(C) Finally, financial technologies should not only be seen as opportunities for the provision of new products and services or as a further threat to financial stability. Financial technologies can also be an asset to enhance compliance with regulation or risk management practices: that’s what we call “Regtech”. They can also help the supervisor to perform its task more efficiently: we then speak about “Suptech” (supervisory technology).
In both areas, the prospects are promising. Think of the potential gain of efficiency for a supervisor if he could take advantage of big data and artificial intelligence, for example, to analyse the huge amount of quantitative and qualitative data reported regularly to him as well as weak signals collected in the market. Or if a supervisor could turn his backward looking monitoring tools into predictive processes.
Of course, supervisors are just at the beginning of the learning curve and they will clearly face a number of challenges: facing risks inherent to innovative projects, understanding the capabilities and limitations of new technologies, enhancing a modern data culture in supervision, hiring people with new and rare skills.
But these challenges must be overcome because the stakes are high. And it is not only a question of efficiency: it also has to do with supervisory credibility. How can a supervisor be in a position to supervise processes based on new technologies if he has no in-depth experience of it? On the contrary, a supervisor who engages in the “suptech journey” gives a clear and positive signal to market players: he is willing to accompany an evolving sector so that supervisory methods can be adapted and remain relevant and consequently, the financial system can remain safe and trustworthy. That is clearly the road that we, at the Banque de France and the ACPR, want to take.
I would like to conclude my speech by quoting Bill Gates:
“We always overestimate the change that will occur in the next two years and underestimate the change that will occur in the next ten. Don’t let yourself be lulled into inaction.”
The Banque de France tries to heed this warning. Although we do belong to the (very) “old world” – the Banque de France was created more than 200 years ago by Napoleon –, as any incumbent, we need to adjust and adapt to the “new world”. In order to do so:
But this call for action is addressed to everyone, and especially to you, the new generation.

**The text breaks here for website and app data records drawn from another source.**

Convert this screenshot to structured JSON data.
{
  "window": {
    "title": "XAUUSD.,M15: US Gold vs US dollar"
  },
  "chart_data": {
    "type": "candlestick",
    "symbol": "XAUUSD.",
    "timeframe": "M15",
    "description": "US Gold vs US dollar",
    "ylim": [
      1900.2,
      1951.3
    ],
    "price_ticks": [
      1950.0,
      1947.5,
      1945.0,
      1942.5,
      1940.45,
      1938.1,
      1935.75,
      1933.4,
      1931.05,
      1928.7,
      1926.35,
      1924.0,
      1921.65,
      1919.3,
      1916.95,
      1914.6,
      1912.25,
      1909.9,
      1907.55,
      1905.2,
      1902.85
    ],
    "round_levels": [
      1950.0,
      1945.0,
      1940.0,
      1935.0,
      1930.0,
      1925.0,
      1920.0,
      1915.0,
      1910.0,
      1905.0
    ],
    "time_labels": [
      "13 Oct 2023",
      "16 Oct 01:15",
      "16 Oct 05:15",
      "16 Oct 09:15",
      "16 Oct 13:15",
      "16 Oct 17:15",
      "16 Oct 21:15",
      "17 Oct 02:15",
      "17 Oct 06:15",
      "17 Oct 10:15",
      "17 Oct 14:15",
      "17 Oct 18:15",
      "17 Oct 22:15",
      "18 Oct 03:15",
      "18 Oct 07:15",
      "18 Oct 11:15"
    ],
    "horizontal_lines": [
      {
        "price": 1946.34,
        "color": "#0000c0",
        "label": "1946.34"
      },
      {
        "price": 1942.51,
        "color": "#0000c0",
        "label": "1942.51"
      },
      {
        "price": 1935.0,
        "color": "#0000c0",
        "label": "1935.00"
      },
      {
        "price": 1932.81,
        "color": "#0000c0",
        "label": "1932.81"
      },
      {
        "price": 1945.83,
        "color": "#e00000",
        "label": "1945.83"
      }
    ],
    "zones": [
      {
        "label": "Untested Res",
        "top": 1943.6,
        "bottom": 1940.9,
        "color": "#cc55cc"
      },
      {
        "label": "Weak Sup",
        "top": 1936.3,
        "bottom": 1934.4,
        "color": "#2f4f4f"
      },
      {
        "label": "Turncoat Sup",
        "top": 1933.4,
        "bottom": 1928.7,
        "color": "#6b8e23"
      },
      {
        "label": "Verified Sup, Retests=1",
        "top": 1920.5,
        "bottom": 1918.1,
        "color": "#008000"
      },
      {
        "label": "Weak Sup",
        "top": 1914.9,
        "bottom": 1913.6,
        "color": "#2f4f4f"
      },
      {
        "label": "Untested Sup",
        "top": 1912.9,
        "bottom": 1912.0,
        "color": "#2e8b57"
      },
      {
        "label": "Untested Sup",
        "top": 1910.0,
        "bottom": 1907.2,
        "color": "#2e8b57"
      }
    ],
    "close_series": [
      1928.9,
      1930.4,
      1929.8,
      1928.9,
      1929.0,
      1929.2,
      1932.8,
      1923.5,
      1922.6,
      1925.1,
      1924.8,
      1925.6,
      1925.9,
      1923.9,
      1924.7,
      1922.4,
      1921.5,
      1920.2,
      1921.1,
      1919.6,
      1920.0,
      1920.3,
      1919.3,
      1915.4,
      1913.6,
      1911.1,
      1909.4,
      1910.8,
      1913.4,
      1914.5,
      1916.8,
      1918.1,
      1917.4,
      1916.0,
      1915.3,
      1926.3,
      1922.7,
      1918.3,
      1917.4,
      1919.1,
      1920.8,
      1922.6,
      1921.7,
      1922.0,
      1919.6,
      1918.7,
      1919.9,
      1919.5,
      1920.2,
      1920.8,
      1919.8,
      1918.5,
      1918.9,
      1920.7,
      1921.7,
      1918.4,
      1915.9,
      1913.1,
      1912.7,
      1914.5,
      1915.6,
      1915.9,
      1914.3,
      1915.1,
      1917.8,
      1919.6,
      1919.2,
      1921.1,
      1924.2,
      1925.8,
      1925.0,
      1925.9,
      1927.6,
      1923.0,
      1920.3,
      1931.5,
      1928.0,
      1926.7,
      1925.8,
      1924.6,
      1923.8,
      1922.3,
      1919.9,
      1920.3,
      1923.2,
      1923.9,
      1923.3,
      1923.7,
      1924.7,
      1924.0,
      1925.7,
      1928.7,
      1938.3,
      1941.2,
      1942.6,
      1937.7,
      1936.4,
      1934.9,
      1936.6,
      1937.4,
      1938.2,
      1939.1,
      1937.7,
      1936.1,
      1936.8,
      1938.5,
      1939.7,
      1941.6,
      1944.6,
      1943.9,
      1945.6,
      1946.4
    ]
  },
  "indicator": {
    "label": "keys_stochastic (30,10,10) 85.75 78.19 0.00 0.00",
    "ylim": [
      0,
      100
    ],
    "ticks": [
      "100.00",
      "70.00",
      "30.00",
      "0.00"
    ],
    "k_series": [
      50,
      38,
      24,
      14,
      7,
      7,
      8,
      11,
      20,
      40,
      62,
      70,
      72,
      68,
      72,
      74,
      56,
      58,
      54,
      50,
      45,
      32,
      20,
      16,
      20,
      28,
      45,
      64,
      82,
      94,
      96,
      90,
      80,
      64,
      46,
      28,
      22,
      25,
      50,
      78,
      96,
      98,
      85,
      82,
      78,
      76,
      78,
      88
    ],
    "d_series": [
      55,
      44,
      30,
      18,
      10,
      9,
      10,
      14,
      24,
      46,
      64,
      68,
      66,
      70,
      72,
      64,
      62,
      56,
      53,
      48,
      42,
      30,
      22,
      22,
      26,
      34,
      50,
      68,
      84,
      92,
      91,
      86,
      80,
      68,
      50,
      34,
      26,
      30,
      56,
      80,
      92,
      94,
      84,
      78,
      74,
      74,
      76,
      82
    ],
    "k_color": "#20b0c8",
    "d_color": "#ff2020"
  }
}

As students at the ESSEC business school and as future economists, bankers, start-upers and researchers, you will have a big role to play to ensure that, irrespective of the big changes to come in tomorrow’s financial intermediation, our compass continues to point toward the common good of financial stability.
Thank you for your attention.